The Contrarian is right. We need to put term limits on our SCOTUS. It was fine when people served 10-15 years and then died or retired. Now it’s 30-40 years and a couple of bad choices can literally reshape the world to their image. It’s not right.
Oh, here’s my pic in the dark: A Hispanic woman.
The Contrarian came a running around the corner of the door and said, “Did you hear? Arlen Spector has left the GOP and is joining the Democrats!”
I hadn’t, but I refreshed my reader and on that page of about 20, 18 were “News flash! Spector defects to Dems!” I figured I didn’t need to make any announcement myself.
I don’t have much to add to what you already know. He’s a moderate, won’t vote with his new party on everything by a long shot, but I can understand his disgust at what has happened to the Republicans. They have gone off the trolley line and are barreling down the hill.

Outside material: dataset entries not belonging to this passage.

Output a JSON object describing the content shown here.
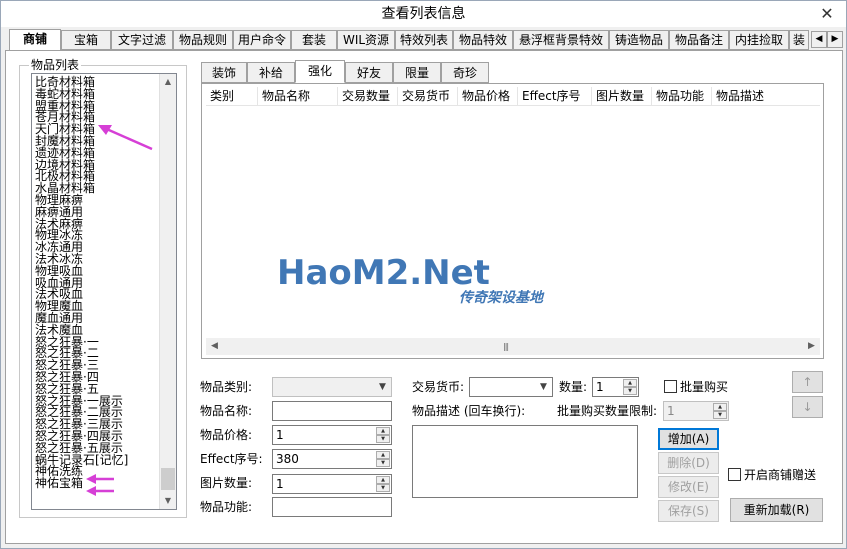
{
  "window": {
    "title": "查看列表信息",
    "close_glyph": "✕"
  },
  "main_tabs": [
    {
      "label": "商铺",
      "active": true
    },
    {
      "label": "宝箱"
    },
    {
      "label": "文字过滤"
    },
    {
      "label": "物品规则"
    },
    {
      "label": "用户命令"
    },
    {
      "label": "套装"
    },
    {
      "label": "WIL资源"
    },
    {
      "label": "特效列表"
    },
    {
      "label": "物品特效"
    },
    {
      "label": "悬浮框背景特效"
    },
    {
      "label": "铸造物品"
    },
    {
      "label": "物品备注"
    },
    {
      "label": "内挂捡取"
    },
    {
      "label": "装"
    }
  ],
  "item_group": {
    "label": "物品列表",
    "items": [
      "比奇材料箱",
      "毒蛇材料箱",
      "盟重材料箱",
      "苍月材料箱",
      "天门材料箱",
      "封魔材料箱",
      "遗迹材料箱",
      "边境材料箱",
      "北极材料箱",
      "水晶材料箱",
      "物理麻痹",
      "麻痹通用",
      "法术麻痹",
      "物理冰冻",
      "冰冻通用",
      "法术冰冻",
      "物理吸血",
      "吸血通用",
      "法术吸血",
      "物理魔血",
      "魔血通用",
      "法术魔血",
      "怒之狂暴·一",
      "怒之狂暴·二",
      "怒之狂暴·三",
      "怒之狂暴·四",
      "怒之狂暴·五",
      "怒之狂暴·一展示",
      "怒之狂暴·二展示",
      "怒之狂暴·三展示",
      "怒之狂暴·四展示",
      "怒之狂暴·五展示",
      "蜗牛记录石[记忆]",
      "神佑洗练",
      "神佑宝箱"
    ]
  },
  "sub_tabs": [
    {
      "label": "装饰"
    },
    {
      "label": "补给"
    },
    {
      "label": "强化",
      "active": true
    },
    {
      "label": "好友"
    },
    {
      "label": "限量"
    },
    {
      "label": "奇珍"
    }
  ],
  "list_columns": [
    "类别",
    "物品名称",
    "交易数量",
    "交易货币",
    "物品价格",
    "Effect序号",
    "图片数量",
    "物品功能",
    "物品描述"
  ],
  "form": {
    "category_label": "物品类别:",
    "category_value": "",
    "name_label": "物品名称:",
    "name_value": "",
    "price_label": "物品价格:",
    "price_value": "1",
    "effect_label": "Effect序号:",
    "effect_value": "380",
    "image_count_label": "图片数量:",
    "image_count_value": "1",
    "function_label": "物品功能:",
    "function_value": "",
    "currency_label": "交易货币:",
    "currency_value": "",
    "quantity_label": "数量:",
    "quantity_value": "1",
    "bulk_buy_label": "批量购买",
    "bulk_buy_checked": false,
    "desc_label": "物品描述 (回车换行):",
    "bulk_limit_label": "批量购买数量限制:",
    "bulk_limit_value": "1",
    "gift_label": "开启商铺赠送",
    "gift_checked": false
  },
  "buttons": {
    "add": "增加(A)",
    "delete": "删除(D)",
    "modify": "修改(E)",
    "save": "保存(S)",
    "reload": "重新加载(R)",
    "move_up": "↑",
    "move_down": "↓"
  },
  "watermark": {
    "text": "HaoM2.Net",
    "tagline": "传奇架设基地"
  }
}
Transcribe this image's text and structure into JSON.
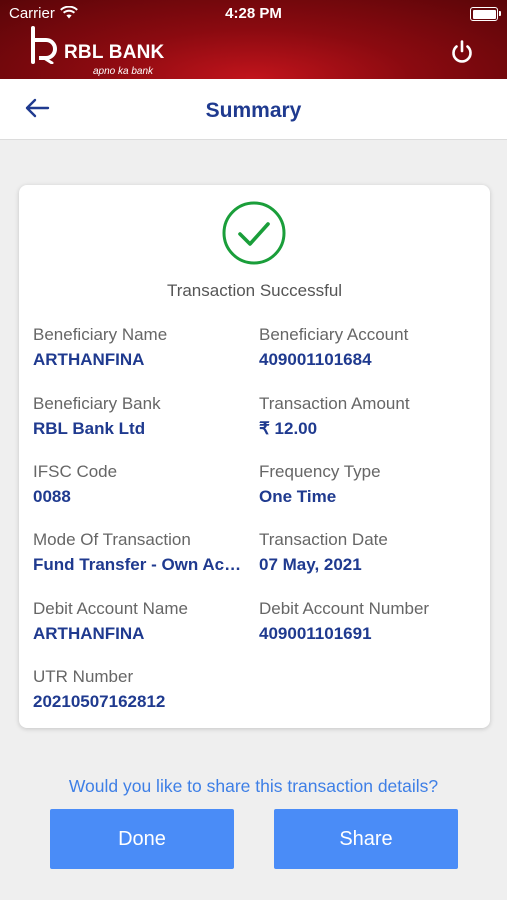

Rush suggested that it was “good riddance and you can take McCain with you!” Nice of Rush. But gosh, I don’t know as we want him. He’s still doing his best to be relevant but all he sounds like is a whiner.
Did ya hear that the Rethugs are gathering again in a small summit with the hope that they can re-market themselves? I’m not sure they invited Boehner, and I know they didn’t invite Steele. The party of NO hopes to find a theme. They explain the idiocy of Michelle Bachmann by suggesting that they are a “big tent.” More like a pup tent if you ask me. Nothing left but right wing crazies.
This next one saddens me beyond measure but unfortunately doesn’t surprise me.
I’ve been frequenting a forum fairly regularly lately. Most of you know which one. I’ve been shocked to see forum threads “Is waterboarding really torture?” As if there was something to actually argue about here.
One has to look at the anomalous situation of the “compassionate born again” President, George W. Bush, being the instigator of such a practice. And not just one, there were others. It is the “sanctity of life” dude who thinks it’s okay to do this kind of thing.
Well, statistics reinforce the image. A Pew poll finds that it is frequent (once a week) church goers that are more in favor of torture than those that don’t go much.
A full 54% of regular church goers said torture was often or sometimes okay. Only 42% of less regular goers agreed with this. This is truly scary stuff.
Now those that attend faithfully like to think of themselves as more religiously minded, and better Christians. They constantly rail at those who are less frequent as being not serious about their faith, living too secularly, and giving but a passing glance to God.
Again, the statistics bear this out, with Evangelicals more likely to support torture, by a margin of 6 out of 10. Those who have no affiliation and probably seldom attend church only supported torture at a rate of 4 in 10.
Mainline Protestants, Episcopalians, Lutherans and Presbyterians were least likely to approve of “enhanced” techniques, with only 3 in 10 approving.
So it turns out that the more ‘traditional” you are in your faith, the more faithful, the more you are churched along the most conservative lines, the more you approve of torture.
It tends to go pretty much in hand with what I see. These types are quick to point out what is wrong with everyone else, to the degree that they seldom if ever it seems bother to read the bible and discover just what Jesus taught. At least that is how it appears. Shameful isn’t it?
So what do you think?